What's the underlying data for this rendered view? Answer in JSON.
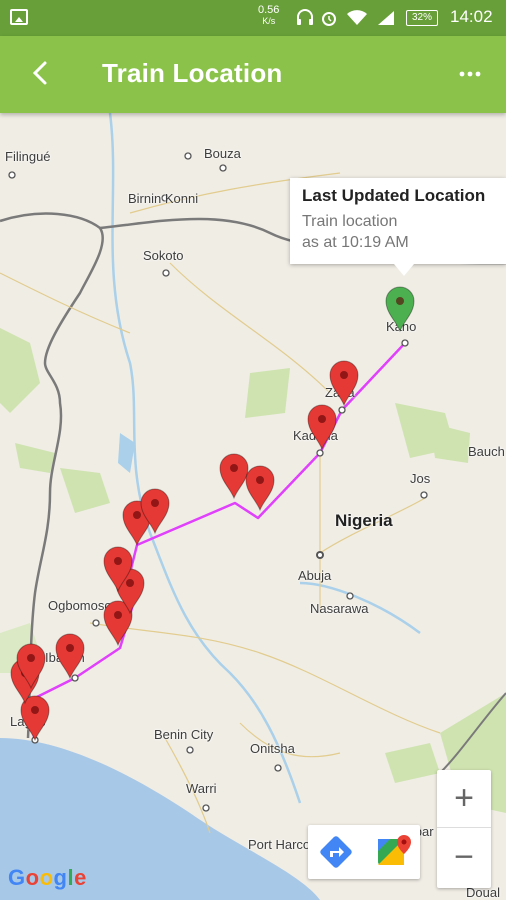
{
  "status_bar": {
    "net_speed": "0.56",
    "net_unit": "K/s",
    "battery": "32%",
    "time": "14:02"
  },
  "app_bar": {
    "title": "Train Location"
  },
  "map": {
    "places": {
      "filingue": "Filingué",
      "bouza": "Bouza",
      "birnin_konni": "Birnin Konni",
      "sokoto": "Sokoto",
      "kano": "Kano",
      "zaria": "Zaria",
      "kaduna": "Kaduna",
      "bauchi": "Bauch",
      "jos": "Jos",
      "nigeria": "Nigeria",
      "abuja": "Abuja",
      "nasarawa": "Nasarawa",
      "ogbomoso": "Ogbomoso",
      "ibadan": "Ibadan",
      "lagos": "Lagos",
      "benin_city": "Benin City",
      "onitsha": "Onitsha",
      "warri": "Warri",
      "port_harcourt": "Port Harco",
      "calabar": "Calabar",
      "douala": "Doual"
    },
    "info_window": {
      "title": "Last Updated Location",
      "line1": "Train location",
      "line2": "as at 10:19 AM"
    },
    "zoom_in": "+",
    "zoom_out": "−",
    "directions_icon": "directions-icon",
    "maps_icon": "google-maps-icon",
    "logo": "Google",
    "current_marker_color": "#4caf50",
    "history_marker_color": "#e53935",
    "route_color": "#e040fb"
  }
}
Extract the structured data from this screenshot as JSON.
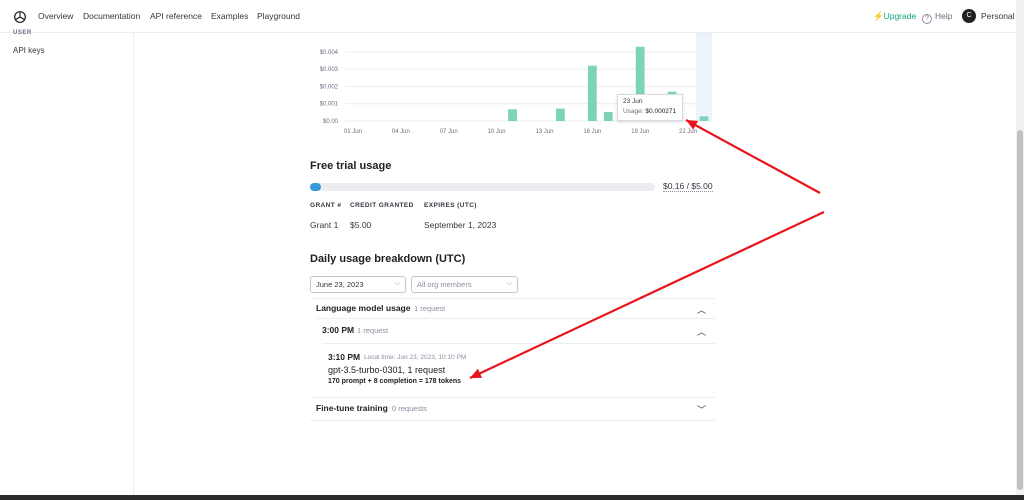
{
  "nav": {
    "links": [
      "Overview",
      "Documentation",
      "API reference",
      "Examples",
      "Playground"
    ],
    "upgrade": "Upgrade",
    "help": "Help",
    "help_glyph": "?",
    "avatar_letter": "C",
    "personal": "Personal"
  },
  "sidebar": {
    "section": "USER",
    "items": [
      "API keys"
    ]
  },
  "chart_data": {
    "type": "bar",
    "y_ticks": [
      "$0.004",
      "$0.003",
      "$0.002",
      "$0.001",
      "$0.00"
    ],
    "ylim": [
      0,
      0.0044
    ],
    "x_tick_labels": [
      "01 Jun",
      "04 Jun",
      "07 Jun",
      "10 Jun",
      "13 Jun",
      "16 Jun",
      "19 Jun",
      "22 Jun"
    ],
    "categories": [
      "01 Jun",
      "02 Jun",
      "03 Jun",
      "04 Jun",
      "05 Jun",
      "06 Jun",
      "07 Jun",
      "08 Jun",
      "09 Jun",
      "10 Jun",
      "11 Jun",
      "12 Jun",
      "13 Jun",
      "14 Jun",
      "15 Jun",
      "16 Jun",
      "17 Jun",
      "18 Jun",
      "19 Jun",
      "20 Jun",
      "21 Jun",
      "22 Jun",
      "23 Jun"
    ],
    "values": [
      0,
      0,
      0,
      0,
      0,
      0,
      0,
      0,
      0,
      0,
      0.00068,
      0,
      0,
      0.00072,
      0,
      0.0032,
      0.00052,
      0,
      0.0043,
      0,
      0.0017,
      0,
      0.000271
    ],
    "bar_color": "#7dd3b8",
    "highlight_index": 22,
    "highlight_color": "#eef3fb",
    "tooltip": {
      "date": "23 Jun",
      "label": "Usage:",
      "value": "$0.000271"
    }
  },
  "free_trial": {
    "title": "Free trial usage",
    "used_fraction": 0.032,
    "progress_label": "$0.16 / $5.00",
    "headers": [
      "GRANT #",
      "CREDIT GRANTED",
      "EXPIRES (UTC)"
    ],
    "row": [
      "Grant 1",
      "$5.00",
      "September 1, 2023"
    ]
  },
  "daily": {
    "title": "Daily usage breakdown (UTC)",
    "date_select": "June 23, 2023",
    "members_select": "All org members",
    "lm_title": "Language model usage",
    "lm_count": "1 request",
    "hour_title": "3:00 PM",
    "hour_count": "1 request",
    "req_time": "3:10 PM",
    "req_local": "Local time: Jun 23, 2023, 10:10 PM",
    "req_model": "gpt-3.5-turbo-0301, 1 request",
    "req_tokens": "170 prompt + 8 completion = 178 tokens",
    "ft_title": "Fine-tune training",
    "ft_count": "0 requests"
  },
  "colors": {
    "accent": "#10a37f",
    "progress": "#3a9ad9",
    "annotation": "#e8141b"
  }
}
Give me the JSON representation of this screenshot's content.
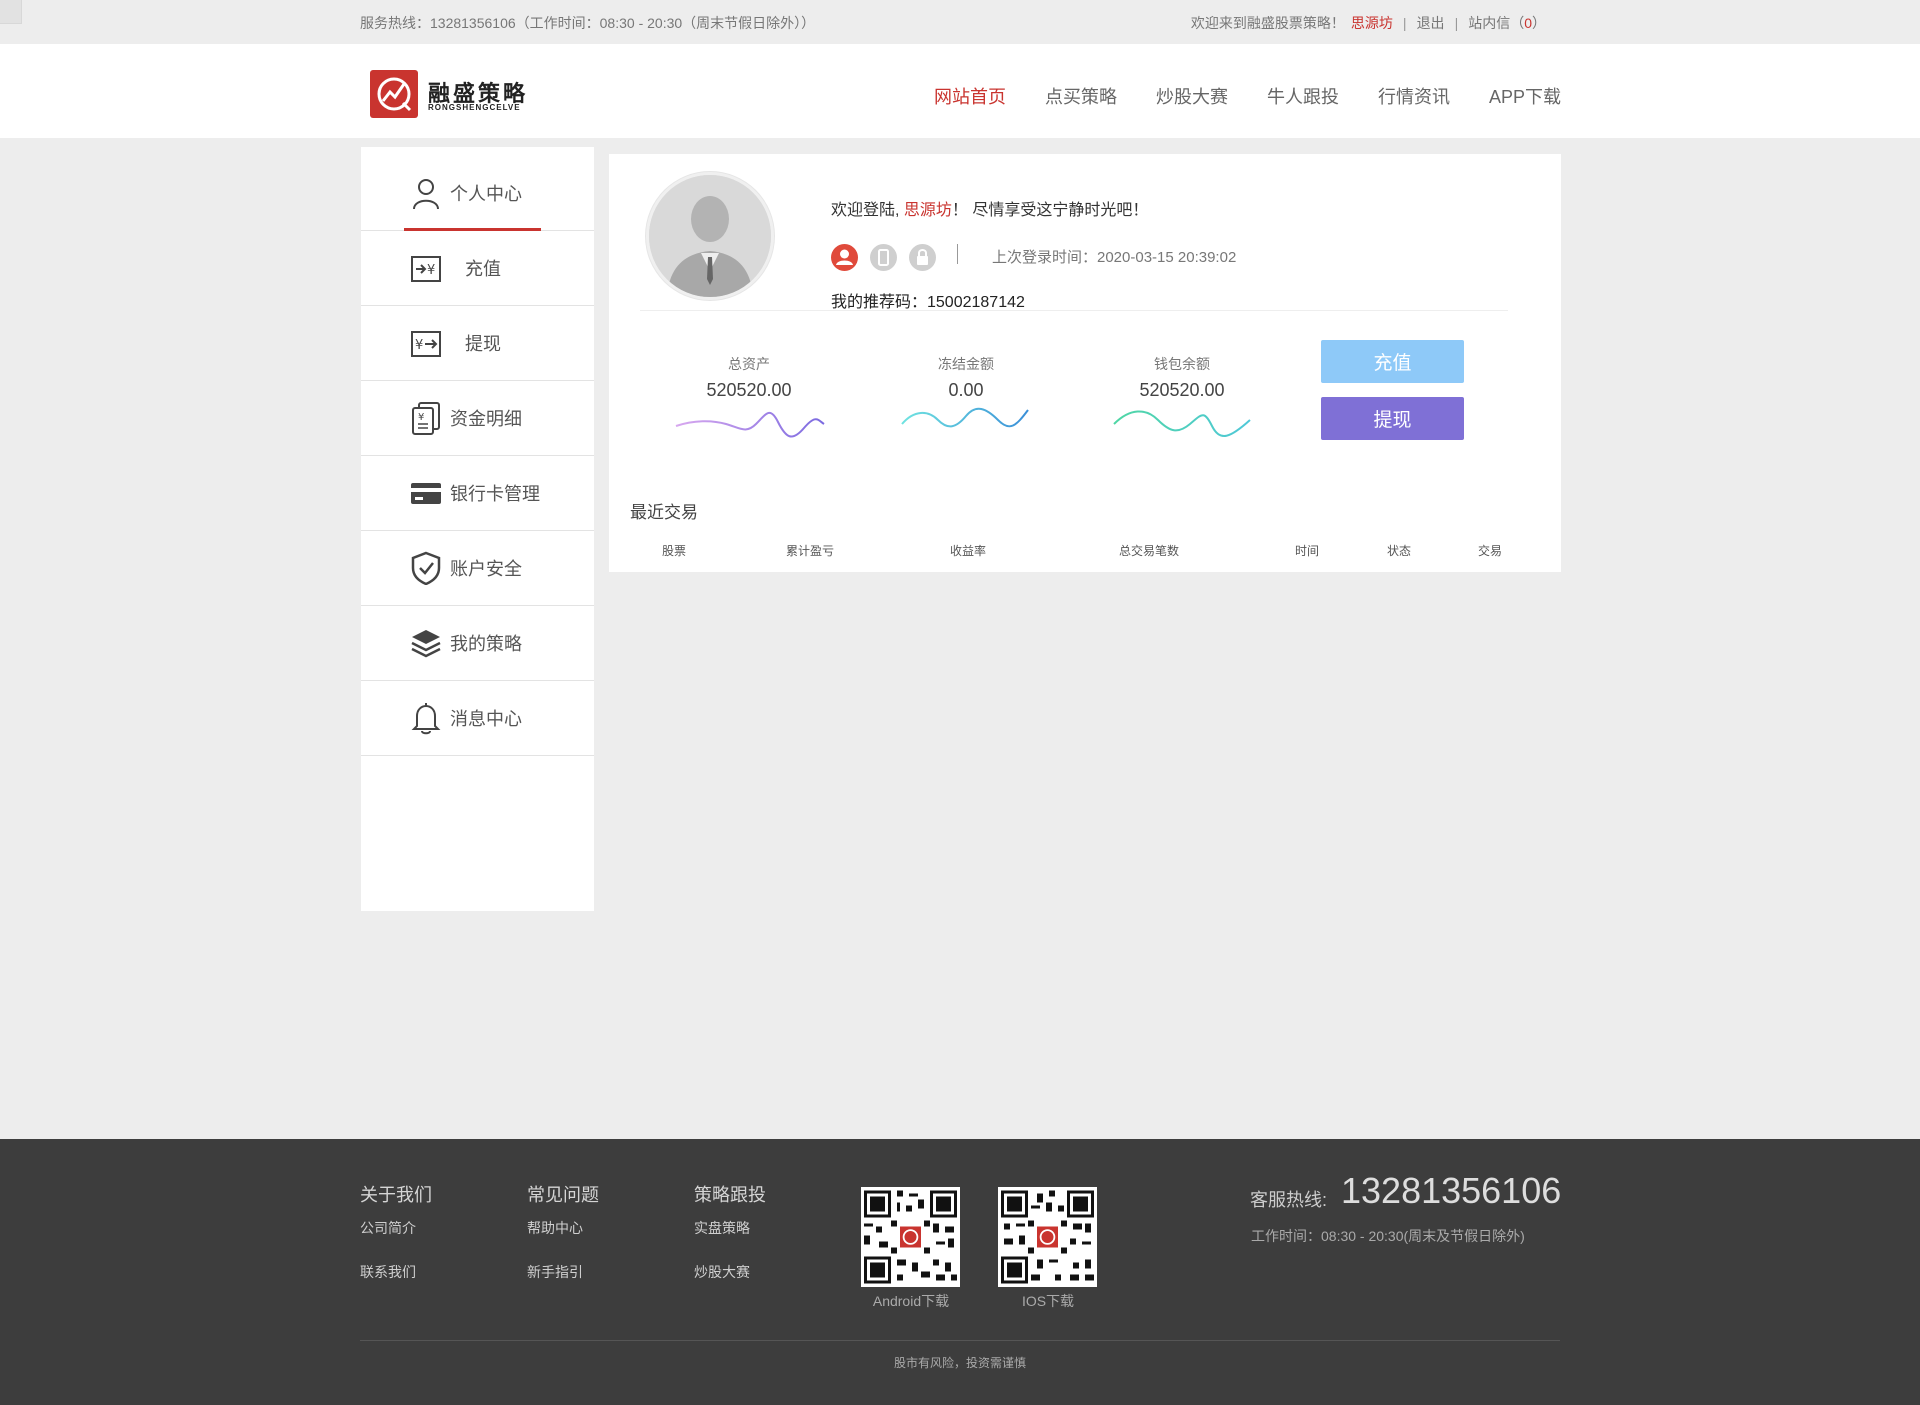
{
  "topbar": {
    "hotline": "服务热线：13281356106（工作时间：08:30 - 20:30（周末节假日除外））",
    "welcome": "欢迎来到融盛股票策略！",
    "username": "思源坊",
    "logout": "退出",
    "sep": "|",
    "inbox": "站内信",
    "inbox_open": "（",
    "inbox_count": "0",
    "inbox_close": "）"
  },
  "header": {
    "logo_cn": "融盛策略",
    "logo_en": "RONGSHENGCELVE",
    "nav": [
      "网站首页",
      "点买策略",
      "炒股大赛",
      "牛人跟投",
      "行情资讯",
      "APP下载"
    ]
  },
  "sidebar": {
    "items": [
      {
        "label": "个人中心",
        "icon": "user-icon"
      },
      {
        "label": "充值",
        "icon": "recharge-icon"
      },
      {
        "label": "提现",
        "icon": "withdraw-icon"
      },
      {
        "label": "资金明细",
        "icon": "fund-details-icon"
      },
      {
        "label": "银行卡管理",
        "icon": "bank-card-icon"
      },
      {
        "label": "账户安全",
        "icon": "shield-icon"
      },
      {
        "label": "我的策略",
        "icon": "layers-icon"
      },
      {
        "label": "消息中心",
        "icon": "bell-icon"
      }
    ]
  },
  "profile": {
    "welcome_prefix": "欢迎登陆,",
    "username": "思源坊",
    "welcome_suffix": "！ 尽情享受这宁静时光吧！",
    "last_login": "上次登录时间：2020-03-15 20:39:02",
    "referral": "我的推荐码：15002187142"
  },
  "stats": [
    {
      "label": "总资产",
      "value": "520520.00",
      "color": "#b084e0"
    },
    {
      "label": "冻结金额",
      "value": "0.00",
      "color": "#5bc0e8"
    },
    {
      "label": "钱包余额",
      "value": "520520.00",
      "color": "#4fd6b8"
    }
  ],
  "actions": {
    "recharge": "充值",
    "withdraw": "提现"
  },
  "recent": {
    "title": "最近交易",
    "columns": [
      "股票",
      "累计盈亏",
      "收益率",
      "总交易笔数",
      "时间",
      "状态",
      "交易"
    ]
  },
  "footer": {
    "cols": [
      {
        "title": "关于我们",
        "links": [
          "公司简介",
          "联系我们"
        ]
      },
      {
        "title": "常见问题",
        "links": [
          "帮助中心",
          "新手指引"
        ]
      },
      {
        "title": "策略跟投",
        "links": [
          "实盘策略",
          "炒股大赛"
        ]
      }
    ],
    "qr": [
      "Android下载",
      "IOS下载"
    ],
    "hotline_label": "客服热线:",
    "hotline_number": "13281356106",
    "worktime": "工作时间：08:30 - 20:30(周末及节假日除外)",
    "risk": "股市有风险，投资需谨慎"
  },
  "colors": {
    "accent": "#c9342f",
    "recharge": "#8ec9f8",
    "withdraw": "#7f70d6",
    "footer": "#3d3d3d"
  }
}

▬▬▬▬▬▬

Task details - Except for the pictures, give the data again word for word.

Task solution -
What's the underlying data for this rendered view? Answer in JSON.
{
  "status_bar": {
    "net_speed": "0.56",
    "net_unit": "K/s",
    "battery": "32%",
    "time": "14:02"
  },
  "app_bar": {
    "title": "Train Location"
  },
  "map": {
    "places": {
      "filingue": "Filingué",
      "bouza": "Bouza",
      "birnin_konni": "Birnin Konni",
      "sokoto": "Sokoto",
      "kano": "Kano",
      "zaria": "Zaria",
      "kaduna": "Kaduna",
      "bauchi": "Bauch",
      "jos": "Jos",
      "nigeria": "Nigeria",
      "abuja": "Abuja",
      "nasarawa": "Nasarawa",
      "ogbomoso": "Ogbomoso",
      "ibadan": "Ibadan",
      "lagos": "Lagos",
      "benin_city": "Benin City",
      "onitsha": "Onitsha",
      "warri": "Warri",
      "port_harcourt": "Port Harco",
      "calabar": "Calabar",
      "douala": "Doual"
    },
    "info_window": {
      "title": "Last Updated Location",
      "line1": "Train location",
      "line2": "as at 10:19 AM"
    },
    "zoom_in": "+",
    "zoom_out": "−",
    "directions_icon": "directions-icon",
    "maps_icon": "google-maps-icon",
    "logo": "Google",
    "current_marker_color": "#4caf50",
    "history_marker_color": "#e53935",
    "route_color": "#e040fb"
  }
}
Extract the structured data from this screenshot as JSON.
{
  "nav": {
    "links": [
      "Overview",
      "Documentation",
      "API reference",
      "Examples",
      "Playground"
    ],
    "upgrade": "Upgrade",
    "help": "Help",
    "help_glyph": "?",
    "avatar_letter": "C",
    "personal": "Personal"
  },
  "sidebar": {
    "section": "USER",
    "items": [
      "API keys"
    ]
  },
  "chart_data": {
    "type": "bar",
    "y_ticks": [
      "$0.004",
      "$0.003",
      "$0.002",
      "$0.001",
      "$0.00"
    ],
    "ylim": [
      0,
      0.0044
    ],
    "x_tick_labels": [
      "01 Jun",
      "04 Jun",
      "07 Jun",
      "10 Jun",
      "13 Jun",
      "16 Jun",
      "19 Jun",
      "22 Jun"
    ],
    "categories": [
      "01 Jun",
      "02 Jun",
      "03 Jun",
      "04 Jun",
      "05 Jun",
      "06 Jun",
      "07 Jun",
      "08 Jun",
      "09 Jun",
      "10 Jun",
      "11 Jun",
      "12 Jun",
      "13 Jun",
      "14 Jun",
      "15 Jun",
      "16 Jun",
      "17 Jun",
      "18 Jun",
      "19 Jun",
      "20 Jun",
      "21 Jun",
      "22 Jun",
      "23 Jun"
    ],
    "values": [
      0,
      0,
      0,
      0,
      0,
      0,
      0,
      0,
      0,
      0,
      0.00068,
      0,
      0,
      0.00072,
      0,
      0.0032,
      0.00052,
      0,
      0.0043,
      0,
      0.0017,
      0,
      0.000271
    ],
    "bar_color": "#7dd3b8",
    "highlight_index": 22,
    "highlight_color": "#eef3fb",
    "tooltip": {
      "date": "23 Jun",
      "label": "Usage:",
      "value": "$0.000271"
    }
  },
  "free_trial": {
    "title": "Free trial usage",
    "used_fraction": 0.032,
    "progress_label": "$0.16 / $5.00",
    "headers": [
      "GRANT #",
      "CREDIT GRANTED",
      "EXPIRES (UTC)"
    ],
    "row": [
      "Grant 1",
      "$5.00",
      "September 1, 2023"
    ]
  },
  "daily": {
    "title": "Daily usage breakdown (UTC)",
    "date_select": "June 23, 2023",
    "members_select": "All org members",
    "lm_title": "Language model usage",
    "lm_count": "1 request",
    "hour_title": "3:00 PM",
    "hour_count": "1 request",
    "req_time": "3:10 PM",
    "req_local": "Local time: Jun 23, 2023, 10:10 PM",
    "req_model": "gpt-3.5-turbo-0301, 1 request",
    "req_tokens": "170 prompt + 8 completion = 178 tokens",
    "ft_title": "Fine-tune training",
    "ft_count": "0 requests"
  },
  "colors": {
    "accent": "#10a37f",
    "progress": "#3a9ad9",
    "annotation": "#e8141b"
  }
}
Give me the JSON representation of this screenshot's content.
{
  "topbar": {
    "hotline": "服务热线：13281356106（工作时间：08:30 - 20:30（周末节假日除外））",
    "welcome": "欢迎来到融盛股票策略！",
    "username": "思源坊",
    "logout": "退出",
    "sep": "|",
    "inbox": "站内信",
    "inbox_open": "（",
    "inbox_count": "0",
    "inbox_close": "）"
  },
  "header": {
    "logo_cn": "融盛策略",
    "logo_en": "RONGSHENGCELVE",
    "nav": [
      "网站首页",
      "点买策略",
      "炒股大赛",
      "牛人跟投",
      "行情资讯",
      "APP下载"
    ]
  },
  "sidebar": {
    "items": [
      {
        "label": "个人中心",
        "icon": "user-icon"
      },
      {
        "label": "充值",
        "icon": "recharge-icon"
      },
      {
        "label": "提现",
        "icon": "withdraw-icon"
      },
      {
        "label": "资金明细",
        "icon": "fund-details-icon"
      },
      {
        "label": "银行卡管理",
        "icon": "bank-card-icon"
      },
      {
        "label": "账户安全",
        "icon": "shield-icon"
      },
      {
        "label": "我的策略",
        "icon": "layers-icon"
      },
      {
        "label": "消息中心",
        "icon": "bell-icon"
      }
    ]
  },
  "profile": {
    "welcome_prefix": "欢迎登陆,",
    "username": "思源坊",
    "welcome_suffix": "！ 尽情享受这宁静时光吧！",
    "last_login": "上次登录时间：2020-03-15 20:39:02",
    "referral": "我的推荐码：15002187142"
  },
  "stats": [
    {
      "label": "总资产",
      "value": "520520.00",
      "color": "#b084e0"
    },
    {
      "label": "冻结金额",
      "value": "0.00",
      "color": "#5bc0e8"
    },
    {
      "label": "钱包余额",
      "value": "520520.00",
      "color": "#4fd6b8"
    }
  ],
  "actions": {
    "recharge": "充值",
    "withdraw": "提现"
  },
  "recent": {
    "title": "最近交易",
    "columns": [
      "股票",
      "累计盈亏",
      "收益率",
      "总交易笔数",
      "时间",
      "状态",
      "交易"
    ]
  },
  "footer": {
    "cols": [
      {
        "title": "关于我们",
        "links": [
          "公司简介",
          "联系我们"
        ]
      },
      {
        "title": "常见问题",
        "links": [
          "帮助中心",
          "新手指引"
        ]
      },
      {
        "title": "策略跟投",
        "links": [
          "实盘策略",
          "炒股大赛"
        ]
      }
    ],
    "qr": [
      "Android下载",
      "IOS下载"
    ],
    "hotline_label": "客服热线:",
    "hotline_number": "13281356106",
    "worktime": "工作时间：08:30 - 20:30(周末及节假日除外)",
    "risk": "股市有风险，投资需谨慎"
  },
  "colors": {
    "accent": "#c9342f",
    "recharge": "#8ec9f8",
    "withdraw": "#7f70d6",
    "footer": "#3d3d3d"
  }
}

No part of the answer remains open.